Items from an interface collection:
▶
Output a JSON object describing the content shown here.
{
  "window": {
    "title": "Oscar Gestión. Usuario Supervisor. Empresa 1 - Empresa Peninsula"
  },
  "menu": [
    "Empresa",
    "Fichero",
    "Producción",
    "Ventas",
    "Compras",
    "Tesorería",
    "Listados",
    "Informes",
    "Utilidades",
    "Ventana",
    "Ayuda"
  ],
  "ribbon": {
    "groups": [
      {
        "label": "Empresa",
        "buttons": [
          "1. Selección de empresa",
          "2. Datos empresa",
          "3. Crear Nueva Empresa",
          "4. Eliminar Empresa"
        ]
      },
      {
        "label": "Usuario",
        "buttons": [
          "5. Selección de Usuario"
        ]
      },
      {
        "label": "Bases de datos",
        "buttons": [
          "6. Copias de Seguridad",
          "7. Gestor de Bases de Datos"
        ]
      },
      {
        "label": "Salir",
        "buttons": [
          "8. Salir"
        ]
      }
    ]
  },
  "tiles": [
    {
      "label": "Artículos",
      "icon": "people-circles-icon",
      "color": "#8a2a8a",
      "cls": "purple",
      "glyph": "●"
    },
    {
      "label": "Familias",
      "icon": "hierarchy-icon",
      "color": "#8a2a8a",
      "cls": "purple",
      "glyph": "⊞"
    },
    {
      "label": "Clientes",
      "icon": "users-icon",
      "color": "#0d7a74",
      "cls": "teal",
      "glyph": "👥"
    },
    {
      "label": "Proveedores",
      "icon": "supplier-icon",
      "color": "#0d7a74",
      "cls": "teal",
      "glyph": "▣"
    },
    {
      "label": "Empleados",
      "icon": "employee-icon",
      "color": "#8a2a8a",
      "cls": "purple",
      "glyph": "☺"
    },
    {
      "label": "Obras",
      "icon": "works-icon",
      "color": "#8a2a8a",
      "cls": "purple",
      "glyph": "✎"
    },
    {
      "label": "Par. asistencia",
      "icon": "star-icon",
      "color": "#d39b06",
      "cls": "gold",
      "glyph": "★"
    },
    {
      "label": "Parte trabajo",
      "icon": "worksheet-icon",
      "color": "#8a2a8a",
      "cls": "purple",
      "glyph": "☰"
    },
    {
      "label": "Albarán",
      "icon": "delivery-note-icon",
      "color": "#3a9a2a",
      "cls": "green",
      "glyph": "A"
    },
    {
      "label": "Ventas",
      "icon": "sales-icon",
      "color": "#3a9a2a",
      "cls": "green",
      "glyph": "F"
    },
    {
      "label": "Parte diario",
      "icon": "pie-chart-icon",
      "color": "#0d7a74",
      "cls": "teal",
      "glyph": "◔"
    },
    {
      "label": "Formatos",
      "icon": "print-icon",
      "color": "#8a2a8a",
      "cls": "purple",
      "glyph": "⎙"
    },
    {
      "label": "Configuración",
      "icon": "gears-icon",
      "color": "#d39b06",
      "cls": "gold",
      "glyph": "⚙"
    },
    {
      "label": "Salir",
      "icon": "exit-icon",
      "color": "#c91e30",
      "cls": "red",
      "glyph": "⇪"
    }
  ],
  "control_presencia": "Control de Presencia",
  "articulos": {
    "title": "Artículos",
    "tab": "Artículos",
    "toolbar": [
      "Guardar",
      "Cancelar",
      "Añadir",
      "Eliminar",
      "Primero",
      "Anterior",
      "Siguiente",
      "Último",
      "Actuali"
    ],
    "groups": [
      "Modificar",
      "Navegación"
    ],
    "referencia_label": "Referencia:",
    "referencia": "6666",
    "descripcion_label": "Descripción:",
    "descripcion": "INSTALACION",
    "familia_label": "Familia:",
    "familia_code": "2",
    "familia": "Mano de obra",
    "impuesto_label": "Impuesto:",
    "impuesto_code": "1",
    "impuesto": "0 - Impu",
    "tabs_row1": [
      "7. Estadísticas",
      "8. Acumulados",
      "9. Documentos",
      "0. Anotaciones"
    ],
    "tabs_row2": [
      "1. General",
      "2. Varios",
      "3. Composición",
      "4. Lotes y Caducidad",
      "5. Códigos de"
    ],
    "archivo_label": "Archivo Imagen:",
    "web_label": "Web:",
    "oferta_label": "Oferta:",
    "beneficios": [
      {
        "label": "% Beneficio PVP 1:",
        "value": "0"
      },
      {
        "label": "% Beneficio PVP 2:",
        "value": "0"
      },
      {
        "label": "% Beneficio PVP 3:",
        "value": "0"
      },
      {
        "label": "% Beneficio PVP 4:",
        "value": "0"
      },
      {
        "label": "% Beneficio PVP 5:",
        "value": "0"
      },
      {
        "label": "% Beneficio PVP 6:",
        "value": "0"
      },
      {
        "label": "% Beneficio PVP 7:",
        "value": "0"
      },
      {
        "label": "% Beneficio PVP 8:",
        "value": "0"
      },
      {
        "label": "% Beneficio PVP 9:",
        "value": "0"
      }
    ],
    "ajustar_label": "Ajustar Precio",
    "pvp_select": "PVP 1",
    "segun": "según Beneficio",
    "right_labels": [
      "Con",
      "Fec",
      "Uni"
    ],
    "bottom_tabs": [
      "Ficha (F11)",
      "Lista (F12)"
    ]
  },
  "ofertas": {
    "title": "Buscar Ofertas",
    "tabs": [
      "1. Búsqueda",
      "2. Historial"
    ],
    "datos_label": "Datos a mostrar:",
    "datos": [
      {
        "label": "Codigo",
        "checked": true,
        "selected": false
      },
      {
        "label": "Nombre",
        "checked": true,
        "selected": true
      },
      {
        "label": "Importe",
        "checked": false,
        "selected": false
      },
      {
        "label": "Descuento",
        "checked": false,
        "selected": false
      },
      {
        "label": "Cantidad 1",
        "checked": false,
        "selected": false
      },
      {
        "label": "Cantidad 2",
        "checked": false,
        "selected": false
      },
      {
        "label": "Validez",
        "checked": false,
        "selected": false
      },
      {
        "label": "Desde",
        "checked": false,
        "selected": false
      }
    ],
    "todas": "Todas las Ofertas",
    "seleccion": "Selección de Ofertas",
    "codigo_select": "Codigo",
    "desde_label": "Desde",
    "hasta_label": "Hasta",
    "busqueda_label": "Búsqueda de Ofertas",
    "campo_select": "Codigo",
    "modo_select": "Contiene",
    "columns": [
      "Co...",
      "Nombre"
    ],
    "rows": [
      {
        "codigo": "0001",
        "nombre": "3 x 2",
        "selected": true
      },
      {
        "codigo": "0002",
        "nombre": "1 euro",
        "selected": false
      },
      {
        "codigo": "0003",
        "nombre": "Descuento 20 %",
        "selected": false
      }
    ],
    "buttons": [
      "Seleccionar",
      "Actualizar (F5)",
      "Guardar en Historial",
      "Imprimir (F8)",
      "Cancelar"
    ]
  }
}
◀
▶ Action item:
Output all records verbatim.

▶ Answer box:
Output a JSON object describing the content shown here.
{
  "window": {
    "title": "Oscar Gestión. Usuario Supervisor. Empresa 1 - Empresa Peninsula"
  },
  "menu": [
    "Empresa",
    "Fichero",
    "Producción",
    "Ventas",
    "Compras",
    "Tesorería",
    "Listados",
    "Informes",
    "Utilidades",
    "Ventana",
    "Ayuda"
  ],
  "ribbon": {
    "groups": [
      {
        "label": "Empresa",
        "buttons": [
          "1. Selección de empresa",
          "2. Datos empresa",
          "3. Crear Nueva Empresa",
          "4. Eliminar Empresa"
        ]
      },
      {
        "label": "Usuario",
        "buttons": [
          "5. Selección de Usuario"
        ]
      },
      {
        "label": "Bases de datos",
        "buttons": [
          "6. Copias de Seguridad",
          "7. Gestor de Bases de Datos"
        ]
      },
      {
        "label": "Salir",
        "buttons": [
          "8. Salir"
        ]
      }
    ]
  },
  "tiles": [
    {
      "label": "Artículos",
      "icon": "people-circles-icon",
      "color": "#8a2a8a",
      "cls": "purple",
      "glyph": "●"
    },
    {
      "label": "Familias",
      "icon": "hierarchy-icon",
      "color": "#8a2a8a",
      "cls": "purple",
      "glyph": "⊞"
    },
    {
      "label": "Clientes",
      "icon": "users-icon",
      "color": "#0d7a74",
      "cls": "teal",
      "glyph": "👥"
    },
    {
      "label": "Proveedores",
      "icon": "supplier-icon",
      "color": "#0d7a74",
      "cls": "teal",
      "glyph": "▣"
    },
    {
      "label": "Empleados",
      "icon": "employee-icon",
      "color": "#8a2a8a",
      "cls": "purple",
      "glyph": "☺"
    },
    {
      "label": "Obras",
      "icon": "works-icon",
      "color": "#8a2a8a",
      "cls": "purple",
      "glyph": "✎"
    },
    {
      "label": "Par. asistencia",
      "icon": "star-icon",
      "color": "#d39b06",
      "cls": "gold",
      "glyph": "★"
    },
    {
      "label": "Parte trabajo",
      "icon": "worksheet-icon",
      "color": "#8a2a8a",
      "cls": "purple",
      "glyph": "☰"
    },
    {
      "label": "Albarán",
      "icon": "delivery-note-icon",
      "color": "#3a9a2a",
      "cls": "green",
      "glyph": "A"
    },
    {
      "label": "Ventas",
      "icon": "sales-icon",
      "color": "#3a9a2a",
      "cls": "green",
      "glyph": "F"
    },
    {
      "label": "Parte diario",
      "icon": "pie-chart-icon",
      "color": "#0d7a74",
      "cls": "teal",
      "glyph": "◔"
    },
    {
      "label": "Formatos",
      "icon": "print-icon",
      "color": "#8a2a8a",
      "cls": "purple",
      "glyph": "⎙"
    },
    {
      "label": "Configuración",
      "icon": "gears-icon",
      "color": "#d39b06",
      "cls": "gold",
      "glyph": "⚙"
    },
    {
      "label": "Salir",
      "icon": "exit-icon",
      "color": "#c91e30",
      "cls": "red",
      "glyph": "⇪"
    }
  ],
  "control_presencia": "Control de Presencia",
  "articulos": {
    "title": "Artículos",
    "tab": "Artículos",
    "toolbar": [
      "Guardar",
      "Cancelar",
      "Añadir",
      "Eliminar",
      "Primero",
      "Anterior",
      "Siguiente",
      "Último",
      "Actuali"
    ],
    "groups": [
      "Modificar",
      "Navegación"
    ],
    "referencia_label": "Referencia:",
    "referencia": "6666",
    "descripcion_label": "Descripción:",
    "descripcion": "INSTALACION",
    "familia_label": "Familia:",
    "familia_code": "2",
    "familia": "Mano de obra",
    "impuesto_label": "Impuesto:",
    "impuesto_code": "1",
    "impuesto": "0 - Impu",
    "tabs_row1": [
      "7. Estadísticas",
      "8. Acumulados",
      "9. Documentos",
      "0. Anotaciones"
    ],
    "tabs_row2": [
      "1. General",
      "2. Varios",
      "3. Composición",
      "4. Lotes y Caducidad",
      "5. Códigos de"
    ],
    "archivo_label": "Archivo Imagen:",
    "web_label": "Web:",
    "oferta_label": "Oferta:",
    "beneficios": [
      {
        "label": "% Beneficio PVP 1:",
        "value": "0"
      },
      {
        "label": "% Beneficio PVP 2:",
        "value": "0"
      },
      {
        "label": "% Beneficio PVP 3:",
        "value": "0"
      },
      {
        "label": "% Beneficio PVP 4:",
        "value": "0"
      },
      {
        "label": "% Beneficio PVP 5:",
        "value": "0"
      },
      {
        "label": "% Beneficio PVP 6:",
        "value": "0"
      },
      {
        "label": "% Beneficio PVP 7:",
        "value": "0"
      },
      {
        "label": "% Beneficio PVP 8:",
        "value": "0"
      },
      {
        "label": "% Beneficio PVP 9:",
        "value": "0"
      }
    ],
    "ajustar_label": "Ajustar Precio",
    "pvp_select": "PVP 1",
    "segun": "según Beneficio",
    "right_labels": [
      "Con",
      "Fec",
      "Uni"
    ],
    "bottom_tabs": [
      "Ficha (F11)",
      "Lista (F12)"
    ]
  },
  "ofertas": {
    "title": "Buscar Ofertas",
    "tabs": [
      "1. Búsqueda",
      "2. Historial"
    ],
    "datos_label": "Datos a mostrar:",
    "datos": [
      {
        "label": "Codigo",
        "checked": true,
        "selected": false
      },
      {
        "label": "Nombre",
        "checked": true,
        "selected": true
      },
      {
        "label": "Importe",
        "checked": false,
        "selected": false
      },
      {
        "label": "Descuento",
        "checked": false,
        "selected": false
      },
      {
        "label": "Cantidad 1",
        "checked": false,
        "selected": false
      },
      {
        "label": "Cantidad 2",
        "checked": false,
        "selected": false
      },
      {
        "label": "Validez",
        "checked": false,
        "selected": false
      },
      {
        "label": "Desde",
        "checked": false,
        "selected": false
      }
    ],
    "todas": "Todas las Ofertas",
    "seleccion": "Selección de Ofertas",
    "codigo_select": "Codigo",
    "desde_label": "Desde",
    "hasta_label": "Hasta",
    "busqueda_label": "Búsqueda de Ofertas",
    "campo_select": "Codigo",
    "modo_select": "Contiene",
    "columns": [
      "Co...",
      "Nombre"
    ],
    "rows": [
      {
        "codigo": "0001",
        "nombre": "3 x 2",
        "selected": true
      },
      {
        "codigo": "0002",
        "nombre": "1 euro",
        "selected": false
      },
      {
        "codigo": "0003",
        "nombre": "Descuento 20 %",
        "selected": false
      }
    ],
    "buttons": [
      "Seleccionar",
      "Actualizar (F5)",
      "Guardar en Historial",
      "Imprimir (F8)",
      "Cancelar"
    ]
  }
}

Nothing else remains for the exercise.